*WHAT YOU NEED TO DO*: One line at a time, check the entries below for the word "icon", and copy each line that has it.

======== DATA TO EXAMINE ========

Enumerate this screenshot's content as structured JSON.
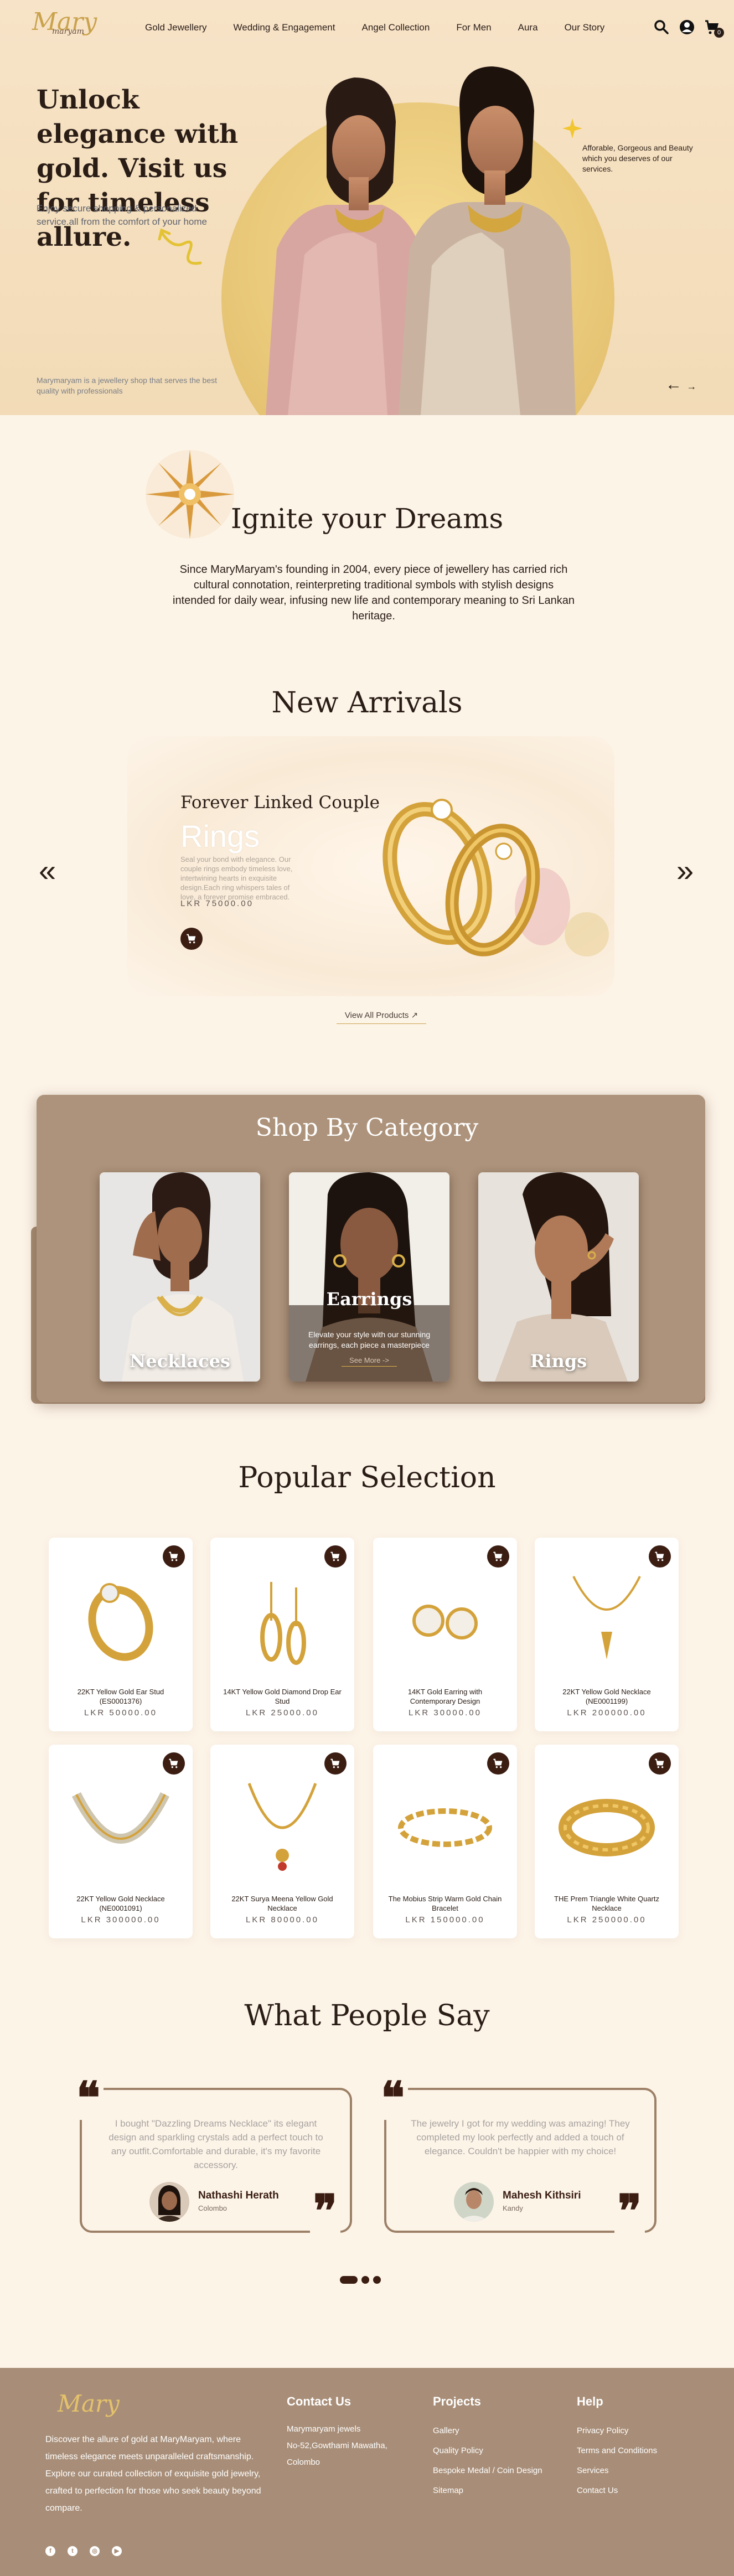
{
  "header": {
    "logo": "Mary",
    "logo_sub": "maryam",
    "nav": [
      "Gold Jewellery",
      "Wedding & Engagement",
      "Angel Collection",
      "For Men",
      "Aura",
      "Our Story"
    ],
    "cart_count": "0"
  },
  "hero": {
    "title": "Unlock elegance with gold. Visit us for timeless allure.",
    "subtitle": "Enjoy secure shopping & personalized service.all from the comfort of your home",
    "side_text": "Afforable, Gorgeous and Beauty which you deserves of our services.",
    "footer_text": "Marymaryam is a jewellery shop that serves the best quality with professionals"
  },
  "ignite": {
    "title": "Ignite your Dreams",
    "text": "Since MaryMaryam's founding in 2004, every piece of jewellery has carried rich cultural connotation, reinterpreting traditional symbols with stylish designs intended for daily wear, infusing new life and contemporary meaning to Sri Lankan heritage."
  },
  "new_arrivals": {
    "title": "New Arrivals",
    "product_name": "Forever Linked Couple",
    "product_word": "Rings",
    "description": "Seal your bond with elegance. Our couple rings embody timeless love, intertwining hearts in exquisite design.Each ring whispers tales of love, a forever promise embraced.",
    "price": "LKR 75000.00",
    "view_all": "View All Products ↗"
  },
  "category": {
    "title": "Shop By Category",
    "items": [
      {
        "label": "Necklaces"
      },
      {
        "label": "Earrings",
        "desc": "Elevate your style with our stunning earrings, each piece a masterpiece",
        "cta": "See More ->"
      },
      {
        "label": "Rings"
      }
    ]
  },
  "popular": {
    "title": "Popular Selection",
    "items": [
      {
        "name": "22KT Yellow Gold Ear Stud (ES0001376)",
        "price": "LKR 50000.00",
        "icon": "ring"
      },
      {
        "name": "14KT Yellow Gold Diamond Drop Ear Stud",
        "price": "LKR 25000.00",
        "icon": "drop-earring"
      },
      {
        "name": "14KT Gold Earring with Contemporary Design",
        "price": "LKR 30000.00",
        "icon": "stud-earring"
      },
      {
        "name": "22KT Yellow Gold Necklace (NE0001199)",
        "price": "LKR 200000.00",
        "icon": "pendant-necklace"
      },
      {
        "name": "22KT Yellow Gold Necklace (NE0001091)",
        "price": "LKR 300000.00",
        "icon": "diamond-necklace"
      },
      {
        "name": "22KT Surya Meena Yellow Gold Necklace",
        "price": "LKR 80000.00",
        "icon": "chain-necklace"
      },
      {
        "name": "The Mobius Strip Warm Gold Chain Bracelet",
        "price": "LKR 150000.00",
        "icon": "bracelet"
      },
      {
        "name": "THE Prem Triangle White Quartz Necklace",
        "price": "LKR 250000.00",
        "icon": "chunky-bracelet"
      }
    ]
  },
  "testimonials": {
    "title": "What People Say",
    "items": [
      {
        "text": "I bought \"Dazzling Dreams Necklace\" its elegant design and sparkling crystals add a perfect touch to any outfit.Comfortable and durable, it's my favorite accessory.",
        "name": "Nathashi Herath",
        "place": "Colombo"
      },
      {
        "text": "The jewelry I got for my wedding was amazing! They completed my look perfectly and added a touch of elegance. Couldn't be happier with my choice!",
        "name": "Mahesh Kithsiri",
        "place": "Kandy"
      }
    ]
  },
  "footer": {
    "logo": "Mary",
    "about": "Discover the allure of gold at MaryMaryam, where timeless elegance meets unparalleled craftsmanship. Explore our curated collection of exquisite gold jewelry, crafted to perfection for those who seek beauty beyond compare.",
    "contact": {
      "title": "Contact Us",
      "lines": [
        "Marymaryam jewels",
        "No-52,Gowthami Mawatha,",
        "Colombo"
      ]
    },
    "projects": {
      "title": "Projects",
      "links": [
        "Gallery",
        "Quality Policy",
        "Bespoke Medal / Coin Design",
        "Sitemap"
      ]
    },
    "help": {
      "title": "Help",
      "links": [
        "Privacy Policy",
        "Terms and Conditions",
        "Services",
        "Contact Us"
      ]
    },
    "social": [
      "facebook-icon",
      "twitter-icon",
      "instagram-icon",
      "youtube-icon"
    ]
  },
  "colors": {
    "brand_dark": "#3b1d12",
    "gold": "#c9a24b",
    "taupe": "#a88e78",
    "cream": "#fdf4e8"
  }
}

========

*COMPLETED EXERCISE*:
        "icon": "ring"
        "icon": "drop-earring"
        "icon": "stud-earring"
        "icon": "pendant-necklace"
        "icon": "diamond-necklace"
        "icon": "chain-necklace"
        "icon": "bracelet"
        "icon": "chunky-bracelet"
      "facebook-icon",
      "twitter-icon",
      "instagram-icon",
      "youtube-icon"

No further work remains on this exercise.